Despite these fairly serious problems with ArmA II, I do think it is a genuinely excellent game of the same pedigree of Operation Flashpoint and has done a lot of regain my faith in BIS, since I really did not enjoy ArmA I. Furthermore, the one off single player scenarios not only demonstrate the game working properly, but actually seem quite re-playable. One in particular stands out, having the player take control of a Guerrilla fighting to push the Russians out of Chernarus, and is based on the Warfare mode mechanics where you are able to “buy” units, defensive emplacements and weapons. It’s hard as nails, and great fun. Plus it works. If the campaign worked as intended, as the guerrilla scenario did in its limited scope, the ultimate verdict would be far more positive. Regards multi-player I can’t say for certain, since I’ve not got access to ArmA II online, but I genuinely believe these modes could be one of the most unique experiences out there, and could certainly redeem the game massively. Once I’ve been able to try it out online, I’ll be doing a total review of those components as well. It goes without mention that the ArmA fan network will keep the game alive for years to come.
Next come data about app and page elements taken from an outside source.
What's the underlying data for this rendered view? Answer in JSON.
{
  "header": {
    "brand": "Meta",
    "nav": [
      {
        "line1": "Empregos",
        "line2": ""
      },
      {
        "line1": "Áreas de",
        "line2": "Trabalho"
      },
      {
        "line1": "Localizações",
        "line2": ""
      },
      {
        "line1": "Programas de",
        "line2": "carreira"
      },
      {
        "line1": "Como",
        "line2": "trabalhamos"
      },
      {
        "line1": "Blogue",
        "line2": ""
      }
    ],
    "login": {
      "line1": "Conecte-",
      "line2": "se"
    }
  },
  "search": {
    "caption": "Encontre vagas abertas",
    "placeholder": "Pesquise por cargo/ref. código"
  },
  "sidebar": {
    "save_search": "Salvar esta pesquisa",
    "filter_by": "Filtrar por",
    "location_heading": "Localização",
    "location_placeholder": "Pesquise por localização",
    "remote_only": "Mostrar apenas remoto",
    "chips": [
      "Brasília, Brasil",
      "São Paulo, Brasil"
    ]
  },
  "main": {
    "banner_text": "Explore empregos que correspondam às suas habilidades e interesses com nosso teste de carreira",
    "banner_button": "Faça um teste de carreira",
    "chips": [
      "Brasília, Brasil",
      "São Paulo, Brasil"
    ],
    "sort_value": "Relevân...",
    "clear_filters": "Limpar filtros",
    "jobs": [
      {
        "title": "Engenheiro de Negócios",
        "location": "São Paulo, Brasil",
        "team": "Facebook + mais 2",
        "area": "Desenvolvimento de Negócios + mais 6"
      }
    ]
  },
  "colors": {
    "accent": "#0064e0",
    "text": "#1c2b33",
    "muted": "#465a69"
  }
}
I believe the Invasion 1944 team have made massive steps to port their WWII themed content into it already.
With all this in mind, can I recommend ArmA II right now after some 20 hours with it? If you’ve got the patience of a snail trying to cross the M6, a system capable of running it, and can fight your way through the bugs, then I would say ArmA II is an essential purchase. But that’s a lot to ask. It really, really is a great game, even if the interface is somewhat ham-fisted. It just doesn’t work at the moment, at least regards the single player campaign, which is understandably for many the meat of the game. The editor will provide for immense re-playability, while the scenarios demonstrate the immense capabilities ArmA II has to offer when it works. Furthermore, it goes without saying that the ArmA fan community will improve the game in leaps and bounds over the next few years, while online play looks set to offer what really is coming closer and closer to the ultimate total modern war simulator. It’s ultimately an investment that will pay out fun-bucks eventually. Finally, and frankly, I think it’s an outstanding achievement.
It just doesn’t work. Yet.